(Entries from a dataset of interfaces)

------------------------------------

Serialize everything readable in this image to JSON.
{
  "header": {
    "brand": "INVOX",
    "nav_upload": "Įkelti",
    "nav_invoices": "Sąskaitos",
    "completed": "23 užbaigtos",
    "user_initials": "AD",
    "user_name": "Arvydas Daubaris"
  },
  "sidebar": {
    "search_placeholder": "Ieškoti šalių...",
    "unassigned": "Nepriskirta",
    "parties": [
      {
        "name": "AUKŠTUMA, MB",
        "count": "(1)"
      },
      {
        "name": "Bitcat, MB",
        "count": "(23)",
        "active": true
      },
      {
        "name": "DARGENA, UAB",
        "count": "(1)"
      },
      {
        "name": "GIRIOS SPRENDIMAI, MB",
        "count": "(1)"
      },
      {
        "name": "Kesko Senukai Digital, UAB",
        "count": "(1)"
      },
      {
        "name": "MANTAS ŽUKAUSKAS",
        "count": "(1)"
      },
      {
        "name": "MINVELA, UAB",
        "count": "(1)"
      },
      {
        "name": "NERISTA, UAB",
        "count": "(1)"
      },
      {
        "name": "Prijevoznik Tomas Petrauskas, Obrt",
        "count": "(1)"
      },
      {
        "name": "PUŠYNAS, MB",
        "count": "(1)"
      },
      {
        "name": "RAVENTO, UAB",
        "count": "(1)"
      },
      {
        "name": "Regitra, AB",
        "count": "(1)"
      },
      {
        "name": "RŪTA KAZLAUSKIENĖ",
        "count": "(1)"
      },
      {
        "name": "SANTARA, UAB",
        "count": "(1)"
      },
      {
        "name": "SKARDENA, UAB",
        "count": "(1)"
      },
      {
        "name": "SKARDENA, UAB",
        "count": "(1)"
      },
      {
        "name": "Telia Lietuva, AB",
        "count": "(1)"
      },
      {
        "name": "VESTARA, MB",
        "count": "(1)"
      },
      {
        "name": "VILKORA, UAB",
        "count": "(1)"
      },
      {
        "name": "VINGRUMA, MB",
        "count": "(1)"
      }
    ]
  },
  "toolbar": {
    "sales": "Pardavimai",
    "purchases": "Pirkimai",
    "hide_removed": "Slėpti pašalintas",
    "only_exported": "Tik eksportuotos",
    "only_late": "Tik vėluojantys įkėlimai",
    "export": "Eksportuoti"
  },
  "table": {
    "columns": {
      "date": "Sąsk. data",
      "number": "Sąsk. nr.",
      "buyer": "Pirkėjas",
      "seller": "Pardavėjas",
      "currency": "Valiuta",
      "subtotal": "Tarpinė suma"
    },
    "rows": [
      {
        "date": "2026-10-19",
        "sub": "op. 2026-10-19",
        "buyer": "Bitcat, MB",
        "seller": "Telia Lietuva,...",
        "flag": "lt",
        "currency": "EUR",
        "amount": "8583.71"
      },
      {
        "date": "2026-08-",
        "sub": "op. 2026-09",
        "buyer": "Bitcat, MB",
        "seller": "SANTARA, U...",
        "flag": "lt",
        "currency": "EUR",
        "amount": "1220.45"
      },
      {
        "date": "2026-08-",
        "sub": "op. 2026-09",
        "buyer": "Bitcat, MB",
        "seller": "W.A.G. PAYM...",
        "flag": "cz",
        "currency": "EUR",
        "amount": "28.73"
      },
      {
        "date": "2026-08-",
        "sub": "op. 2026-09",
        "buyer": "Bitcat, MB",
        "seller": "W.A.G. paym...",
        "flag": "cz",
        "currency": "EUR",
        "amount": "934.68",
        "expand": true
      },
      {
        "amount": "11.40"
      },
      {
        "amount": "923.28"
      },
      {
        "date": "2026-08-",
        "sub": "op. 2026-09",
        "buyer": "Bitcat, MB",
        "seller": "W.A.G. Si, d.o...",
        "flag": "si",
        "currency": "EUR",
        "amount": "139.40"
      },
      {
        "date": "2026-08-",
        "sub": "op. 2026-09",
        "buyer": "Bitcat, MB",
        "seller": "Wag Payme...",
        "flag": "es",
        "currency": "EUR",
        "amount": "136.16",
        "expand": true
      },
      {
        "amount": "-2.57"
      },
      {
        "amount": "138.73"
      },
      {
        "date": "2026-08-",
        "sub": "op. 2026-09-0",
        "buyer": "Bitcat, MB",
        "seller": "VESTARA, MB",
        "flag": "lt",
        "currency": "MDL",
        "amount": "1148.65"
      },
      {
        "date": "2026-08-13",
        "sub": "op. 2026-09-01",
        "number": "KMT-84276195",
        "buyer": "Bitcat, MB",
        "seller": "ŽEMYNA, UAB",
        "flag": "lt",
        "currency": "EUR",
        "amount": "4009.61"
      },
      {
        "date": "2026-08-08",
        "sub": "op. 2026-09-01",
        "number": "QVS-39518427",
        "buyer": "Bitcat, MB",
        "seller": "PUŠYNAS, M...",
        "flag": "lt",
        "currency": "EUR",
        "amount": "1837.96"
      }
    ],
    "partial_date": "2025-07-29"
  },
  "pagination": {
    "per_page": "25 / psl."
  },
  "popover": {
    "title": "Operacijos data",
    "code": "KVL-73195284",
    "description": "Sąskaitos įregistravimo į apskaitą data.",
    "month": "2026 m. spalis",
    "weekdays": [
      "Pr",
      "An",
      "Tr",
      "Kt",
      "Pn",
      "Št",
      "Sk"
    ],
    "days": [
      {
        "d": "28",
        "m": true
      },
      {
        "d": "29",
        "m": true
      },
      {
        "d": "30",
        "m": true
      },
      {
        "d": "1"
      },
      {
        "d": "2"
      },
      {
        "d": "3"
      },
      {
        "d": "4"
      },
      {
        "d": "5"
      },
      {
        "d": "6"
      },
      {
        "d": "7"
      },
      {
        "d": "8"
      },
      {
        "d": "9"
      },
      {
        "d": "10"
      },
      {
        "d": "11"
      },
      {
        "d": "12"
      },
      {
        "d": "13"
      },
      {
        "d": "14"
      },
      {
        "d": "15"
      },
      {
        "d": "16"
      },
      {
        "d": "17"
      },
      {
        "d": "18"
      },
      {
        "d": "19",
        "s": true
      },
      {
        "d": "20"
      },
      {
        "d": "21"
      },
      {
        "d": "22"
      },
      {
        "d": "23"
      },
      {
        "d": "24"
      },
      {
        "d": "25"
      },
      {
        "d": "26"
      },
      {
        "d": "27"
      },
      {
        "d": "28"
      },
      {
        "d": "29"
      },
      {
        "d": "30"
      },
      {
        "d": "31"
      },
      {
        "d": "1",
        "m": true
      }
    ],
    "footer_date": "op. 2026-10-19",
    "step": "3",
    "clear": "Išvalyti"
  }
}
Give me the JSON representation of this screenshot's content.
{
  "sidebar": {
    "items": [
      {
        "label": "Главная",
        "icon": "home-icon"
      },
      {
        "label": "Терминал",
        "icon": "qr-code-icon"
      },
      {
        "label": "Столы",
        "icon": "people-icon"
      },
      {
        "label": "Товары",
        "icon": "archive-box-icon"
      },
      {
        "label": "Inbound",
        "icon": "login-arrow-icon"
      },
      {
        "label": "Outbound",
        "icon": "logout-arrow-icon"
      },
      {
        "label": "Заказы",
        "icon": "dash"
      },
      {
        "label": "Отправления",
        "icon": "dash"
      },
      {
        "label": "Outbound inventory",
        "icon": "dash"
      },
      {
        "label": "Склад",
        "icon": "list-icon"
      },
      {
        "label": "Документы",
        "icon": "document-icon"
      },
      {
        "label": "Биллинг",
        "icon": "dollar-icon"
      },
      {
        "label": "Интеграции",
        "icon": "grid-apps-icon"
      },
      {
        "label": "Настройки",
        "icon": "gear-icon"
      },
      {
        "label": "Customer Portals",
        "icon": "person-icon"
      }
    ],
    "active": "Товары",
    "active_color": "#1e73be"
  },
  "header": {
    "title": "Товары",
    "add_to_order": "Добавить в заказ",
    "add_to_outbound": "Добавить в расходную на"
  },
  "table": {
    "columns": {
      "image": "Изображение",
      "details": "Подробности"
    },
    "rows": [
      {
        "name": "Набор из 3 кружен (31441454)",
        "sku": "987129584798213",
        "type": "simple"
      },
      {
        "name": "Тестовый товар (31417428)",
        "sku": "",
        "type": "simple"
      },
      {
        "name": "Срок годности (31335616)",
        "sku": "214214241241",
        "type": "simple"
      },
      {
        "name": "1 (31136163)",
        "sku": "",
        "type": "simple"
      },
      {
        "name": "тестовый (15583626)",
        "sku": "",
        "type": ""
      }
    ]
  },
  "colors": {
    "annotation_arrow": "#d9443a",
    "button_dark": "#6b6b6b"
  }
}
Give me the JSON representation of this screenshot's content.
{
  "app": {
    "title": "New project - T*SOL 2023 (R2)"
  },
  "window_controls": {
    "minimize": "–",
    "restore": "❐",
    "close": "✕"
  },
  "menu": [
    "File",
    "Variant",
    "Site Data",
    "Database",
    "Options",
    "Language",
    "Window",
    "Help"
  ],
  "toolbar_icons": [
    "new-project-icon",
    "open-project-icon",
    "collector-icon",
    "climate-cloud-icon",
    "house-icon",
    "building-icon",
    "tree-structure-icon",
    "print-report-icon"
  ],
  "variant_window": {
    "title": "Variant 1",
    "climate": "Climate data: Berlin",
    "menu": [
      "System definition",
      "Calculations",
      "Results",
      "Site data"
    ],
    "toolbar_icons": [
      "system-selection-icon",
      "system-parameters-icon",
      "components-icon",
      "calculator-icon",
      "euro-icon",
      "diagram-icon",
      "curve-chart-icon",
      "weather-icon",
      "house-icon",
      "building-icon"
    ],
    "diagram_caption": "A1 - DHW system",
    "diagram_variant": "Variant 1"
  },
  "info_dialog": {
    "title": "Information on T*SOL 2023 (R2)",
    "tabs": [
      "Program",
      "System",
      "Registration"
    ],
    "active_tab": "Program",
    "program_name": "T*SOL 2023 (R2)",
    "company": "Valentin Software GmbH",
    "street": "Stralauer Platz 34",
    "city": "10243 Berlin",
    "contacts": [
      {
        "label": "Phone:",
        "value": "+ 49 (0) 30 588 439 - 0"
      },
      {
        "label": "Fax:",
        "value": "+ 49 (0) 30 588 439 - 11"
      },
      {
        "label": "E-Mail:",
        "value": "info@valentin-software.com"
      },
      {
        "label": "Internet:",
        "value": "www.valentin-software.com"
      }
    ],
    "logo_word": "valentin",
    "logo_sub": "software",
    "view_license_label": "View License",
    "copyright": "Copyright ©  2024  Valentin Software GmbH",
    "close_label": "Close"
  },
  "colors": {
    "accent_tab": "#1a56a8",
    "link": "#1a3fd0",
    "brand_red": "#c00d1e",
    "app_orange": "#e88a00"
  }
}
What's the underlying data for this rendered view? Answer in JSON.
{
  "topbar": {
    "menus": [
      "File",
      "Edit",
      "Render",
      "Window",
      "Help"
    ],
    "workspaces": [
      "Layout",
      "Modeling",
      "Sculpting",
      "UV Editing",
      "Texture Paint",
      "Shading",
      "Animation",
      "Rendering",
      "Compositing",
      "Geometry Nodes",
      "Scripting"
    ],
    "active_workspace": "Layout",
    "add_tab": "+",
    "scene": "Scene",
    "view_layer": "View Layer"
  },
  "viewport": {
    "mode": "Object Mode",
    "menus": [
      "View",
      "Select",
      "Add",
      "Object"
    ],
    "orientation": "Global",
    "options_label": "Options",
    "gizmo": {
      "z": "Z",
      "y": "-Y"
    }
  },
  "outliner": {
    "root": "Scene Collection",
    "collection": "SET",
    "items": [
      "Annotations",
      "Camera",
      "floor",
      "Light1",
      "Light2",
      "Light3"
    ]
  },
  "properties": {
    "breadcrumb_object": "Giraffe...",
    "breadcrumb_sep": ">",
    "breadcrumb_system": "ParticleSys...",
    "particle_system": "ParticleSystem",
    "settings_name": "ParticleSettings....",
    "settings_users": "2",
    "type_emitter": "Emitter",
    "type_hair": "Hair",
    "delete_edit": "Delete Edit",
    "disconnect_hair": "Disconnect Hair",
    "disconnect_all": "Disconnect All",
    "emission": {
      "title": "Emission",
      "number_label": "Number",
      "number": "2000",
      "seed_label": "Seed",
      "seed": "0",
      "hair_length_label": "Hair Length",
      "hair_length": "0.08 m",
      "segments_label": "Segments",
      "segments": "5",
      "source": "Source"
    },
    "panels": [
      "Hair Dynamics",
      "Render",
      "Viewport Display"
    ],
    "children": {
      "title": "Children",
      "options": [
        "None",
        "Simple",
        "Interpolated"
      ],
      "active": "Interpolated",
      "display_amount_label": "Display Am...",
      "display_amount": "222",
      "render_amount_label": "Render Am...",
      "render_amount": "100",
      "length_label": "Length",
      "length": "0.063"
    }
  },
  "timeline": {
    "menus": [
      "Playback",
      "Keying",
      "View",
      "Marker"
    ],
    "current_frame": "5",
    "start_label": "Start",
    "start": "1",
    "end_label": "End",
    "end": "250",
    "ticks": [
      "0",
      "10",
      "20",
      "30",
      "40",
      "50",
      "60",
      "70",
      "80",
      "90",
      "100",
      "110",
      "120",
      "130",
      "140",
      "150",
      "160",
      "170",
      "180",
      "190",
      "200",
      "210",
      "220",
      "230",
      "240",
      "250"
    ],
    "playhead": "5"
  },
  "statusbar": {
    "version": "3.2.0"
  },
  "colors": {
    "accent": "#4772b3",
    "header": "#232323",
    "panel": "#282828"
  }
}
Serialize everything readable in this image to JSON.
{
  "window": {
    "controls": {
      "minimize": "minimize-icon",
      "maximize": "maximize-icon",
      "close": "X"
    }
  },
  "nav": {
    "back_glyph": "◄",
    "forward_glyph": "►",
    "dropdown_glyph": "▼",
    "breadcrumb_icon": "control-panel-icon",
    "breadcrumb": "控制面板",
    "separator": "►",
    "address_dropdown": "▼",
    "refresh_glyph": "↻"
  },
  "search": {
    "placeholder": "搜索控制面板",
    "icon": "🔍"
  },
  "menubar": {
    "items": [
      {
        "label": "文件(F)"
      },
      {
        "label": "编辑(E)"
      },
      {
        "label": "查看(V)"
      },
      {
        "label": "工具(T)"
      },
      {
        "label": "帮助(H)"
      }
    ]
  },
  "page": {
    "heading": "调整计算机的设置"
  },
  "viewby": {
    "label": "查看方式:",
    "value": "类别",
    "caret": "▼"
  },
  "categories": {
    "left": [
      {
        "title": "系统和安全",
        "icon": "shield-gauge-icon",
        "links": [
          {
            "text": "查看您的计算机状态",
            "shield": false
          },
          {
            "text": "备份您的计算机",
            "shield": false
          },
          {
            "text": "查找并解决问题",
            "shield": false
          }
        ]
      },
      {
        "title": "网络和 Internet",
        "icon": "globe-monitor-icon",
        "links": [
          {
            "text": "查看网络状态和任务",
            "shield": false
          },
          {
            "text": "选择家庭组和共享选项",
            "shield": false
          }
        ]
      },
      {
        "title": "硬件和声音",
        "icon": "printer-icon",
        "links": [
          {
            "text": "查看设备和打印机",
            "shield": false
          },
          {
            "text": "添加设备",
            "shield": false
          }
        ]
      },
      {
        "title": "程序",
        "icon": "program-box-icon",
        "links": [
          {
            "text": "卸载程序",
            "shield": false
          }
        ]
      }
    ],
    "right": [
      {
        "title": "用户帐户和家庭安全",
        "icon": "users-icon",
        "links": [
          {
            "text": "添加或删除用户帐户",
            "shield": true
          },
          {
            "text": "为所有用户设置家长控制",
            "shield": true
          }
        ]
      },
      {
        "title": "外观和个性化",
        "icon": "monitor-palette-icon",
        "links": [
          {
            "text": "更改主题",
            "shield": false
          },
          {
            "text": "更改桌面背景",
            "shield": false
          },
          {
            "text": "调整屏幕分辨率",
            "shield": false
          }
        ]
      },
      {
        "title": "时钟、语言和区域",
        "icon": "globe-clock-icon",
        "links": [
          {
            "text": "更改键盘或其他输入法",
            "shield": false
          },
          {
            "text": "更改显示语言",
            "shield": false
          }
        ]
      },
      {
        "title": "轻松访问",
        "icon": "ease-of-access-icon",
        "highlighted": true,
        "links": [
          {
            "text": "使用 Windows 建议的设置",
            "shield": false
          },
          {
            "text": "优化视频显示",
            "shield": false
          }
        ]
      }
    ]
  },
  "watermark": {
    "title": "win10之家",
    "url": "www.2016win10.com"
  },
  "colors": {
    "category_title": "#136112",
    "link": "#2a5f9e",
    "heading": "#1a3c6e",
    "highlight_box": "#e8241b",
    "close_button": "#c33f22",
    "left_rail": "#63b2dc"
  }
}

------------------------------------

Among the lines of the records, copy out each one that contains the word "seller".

      "seller": "Pardavėjas",
        "seller": "Telia Lietuva,...",
        "seller": "SANTARA, U...",
        "seller": "W.A.G. PAYM...",
        "seller": "W.A.G. paym...",
        "seller": "W.A.G. Si, d.o...",
        "seller": "Wag Payme...",
        "seller": "VESTARA, MB",
        "seller": "ŽEMYNA, UAB",
        "seller": "PUŠYNAS, M...",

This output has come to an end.